Reinforced with 25 mm-diameter steel at 100 mm centres both ways and supported on 600 mm-diameter circular section columns on a 4 m span, the slab provides an outside area for the ‘See You Then’ bar and a larger covered area for the new ‘Quevega’ bar beneath.
To accommodate this work the team needed to excavate around 6,000 cu m from the old Paddock Terrace.
“All of that was reused on the site. It has gone into some of the landscaping work around the project,” Kier senior project manager Paul Fowles explains.
It is from here that work on the new crescent walkway will begin, immediately after the festival circus has left town.
“We have six months after the festival before the next race meeting in October. That allows us to get on with what we have left. The piles are already installed, we just need to open them back out and launch the steel frame for the walkway from them,” he says.
The weighing room
One of the most important aspects of any race meeting is the weighing room.
This is where jockeys and saddles are ‘weighed out’ to make sure they meet set limits for set horses and ‘weighed in’ at the completion of a race to make sure they’re still the same.
Once the clerk of the course has called ‘Weighed in’, it means those weights have been verified and the bookmakers must pay out to grateful punters.
The Kier team has had the task of completely refurbishing the weighing room, jockey’s changing rooms and clerk of the course office. At Cheltenham, this has thrown up some obstacles that might not happen elsewhere.
Winning jockeys have the tradition of signing their names on the walls or timber changing rails that surround their allocated pegs in the changing rooms.
Over the years there are some very famous names in the graffiti and the Kier team has had to preserve them, in some cases by cutting out the plaster around the name and protecting it while the rest of the wall has been replastered and decorated.

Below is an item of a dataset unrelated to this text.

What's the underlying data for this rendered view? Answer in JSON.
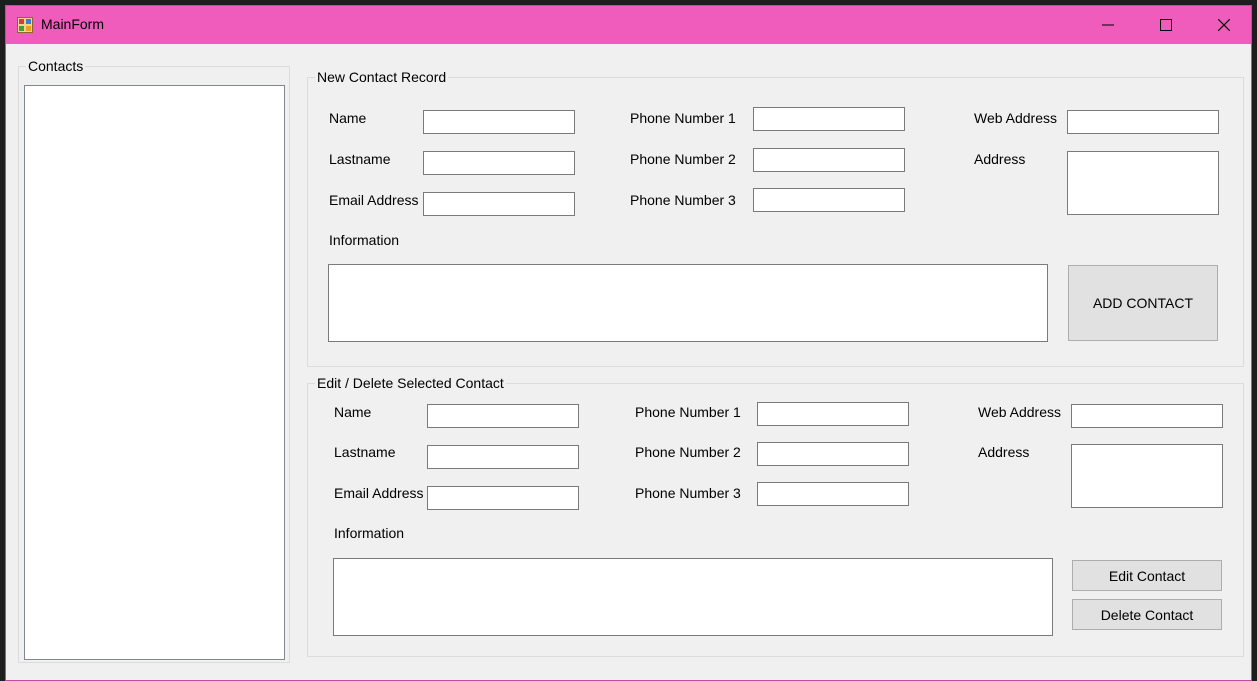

“They were all meticulously photographed before we carried out any work and protected during the refurbishment. It looks fantastic now,” Mr Fowles says.